▶ The problem: Nothing in the listing should differ in your copy; retype it all exactly.

▶ Record excerpts:
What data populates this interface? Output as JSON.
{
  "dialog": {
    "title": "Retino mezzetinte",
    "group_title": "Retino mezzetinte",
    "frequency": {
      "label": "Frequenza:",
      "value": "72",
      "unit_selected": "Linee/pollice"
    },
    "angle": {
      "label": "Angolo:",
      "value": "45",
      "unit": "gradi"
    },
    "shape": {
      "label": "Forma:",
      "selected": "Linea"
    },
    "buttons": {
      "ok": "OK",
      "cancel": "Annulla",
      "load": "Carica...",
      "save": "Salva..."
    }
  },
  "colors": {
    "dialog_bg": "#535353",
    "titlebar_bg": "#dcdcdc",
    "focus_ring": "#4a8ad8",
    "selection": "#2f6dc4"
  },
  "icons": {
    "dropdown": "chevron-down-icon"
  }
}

▶ Solution to the problem:
What data populates this interface? Output as JSON.
{
  "dialog": {
    "title": "Retino mezzetinte",
    "group_title": "Retino mezzetinte",
    "frequency": {
      "label": "Frequenza:",
      "value": "72",
      "unit_selected": "Linee/pollice"
    },
    "angle": {
      "label": "Angolo:",
      "value": "45",
      "unit": "gradi"
    },
    "shape": {
      "label": "Forma:",
      "selected": "Linea"
    },
    "buttons": {
      "ok": "OK",
      "cancel": "Annulla",
      "load": "Carica...",
      "save": "Salva..."
    }
  },
  "colors": {
    "dialog_bg": "#535353",
    "titlebar_bg": "#dcdcdc",
    "focus_ring": "#4a8ad8",
    "selection": "#2f6dc4"
  },
  "icons": {
    "dropdown": "chevron-down-icon"
  }
}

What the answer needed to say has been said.